(Dataset rows describing interfaces)
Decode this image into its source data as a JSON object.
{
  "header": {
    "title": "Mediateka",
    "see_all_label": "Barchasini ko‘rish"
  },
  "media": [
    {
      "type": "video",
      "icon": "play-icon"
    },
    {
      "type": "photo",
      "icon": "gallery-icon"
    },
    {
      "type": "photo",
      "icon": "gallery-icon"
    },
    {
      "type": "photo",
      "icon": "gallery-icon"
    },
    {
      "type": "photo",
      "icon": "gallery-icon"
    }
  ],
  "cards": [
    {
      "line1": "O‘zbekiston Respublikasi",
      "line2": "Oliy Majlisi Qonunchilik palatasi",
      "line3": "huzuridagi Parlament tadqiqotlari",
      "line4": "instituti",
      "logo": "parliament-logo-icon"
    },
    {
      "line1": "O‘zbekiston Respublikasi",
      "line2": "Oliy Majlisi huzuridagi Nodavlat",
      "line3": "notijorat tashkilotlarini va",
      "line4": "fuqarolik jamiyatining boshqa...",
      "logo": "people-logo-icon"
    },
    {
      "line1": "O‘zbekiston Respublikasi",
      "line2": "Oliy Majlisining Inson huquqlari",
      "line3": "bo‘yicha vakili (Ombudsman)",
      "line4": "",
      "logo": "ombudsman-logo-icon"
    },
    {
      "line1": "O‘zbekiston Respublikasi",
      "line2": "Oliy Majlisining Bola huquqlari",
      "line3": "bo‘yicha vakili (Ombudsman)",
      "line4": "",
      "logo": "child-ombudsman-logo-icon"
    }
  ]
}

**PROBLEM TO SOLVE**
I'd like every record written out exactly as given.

**REPLY TO THE EXERCISE**
Decode this image into its source data as a JSON object.
{
  "header": {
    "title": "Mediateka",
    "see_all_label": "Barchasini ko‘rish"
  },
  "media": [
    {
      "type": "video",
      "icon": "play-icon"
    },
    {
      "type": "photo",
      "icon": "gallery-icon"
    },
    {
      "type": "photo",
      "icon": "gallery-icon"
    },
    {
      "type": "photo",
      "icon": "gallery-icon"
    },
    {
      "type": "photo",
      "icon": "gallery-icon"
    }
  ],
  "cards": [
    {
      "line1": "O‘zbekiston Respublikasi",
      "line2": "Oliy Majlisi Qonunchilik palatasi",
      "line3": "huzuridagi Parlament tadqiqotlari",
      "line4": "instituti",
      "logo": "parliament-logo-icon"
    },
    {
      "line1": "O‘zbekiston Respublikasi",
      "line2": "Oliy Majlisi huzuridagi Nodavlat",
      "line3": "notijorat tashkilotlarini va",
      "line4": "fuqarolik jamiyatining boshqa...",
      "logo": "people-logo-icon"
    },
    {
      "line1": "O‘zbekiston Respublikasi",
      "line2": "Oliy Majlisining Inson huquqlari",
      "line3": "bo‘yicha vakili (Ombudsman)",
      "line4": "",
      "logo": "ombudsman-logo-icon"
    },
    {
      "line1": "O‘zbekiston Respublikasi",
      "line2": "Oliy Majlisining Bola huquqlari",
      "line3": "bo‘yicha vakili (Ombudsman)",
      "line4": "",
      "logo": "child-ombudsman-logo-icon"
    }
  ]
}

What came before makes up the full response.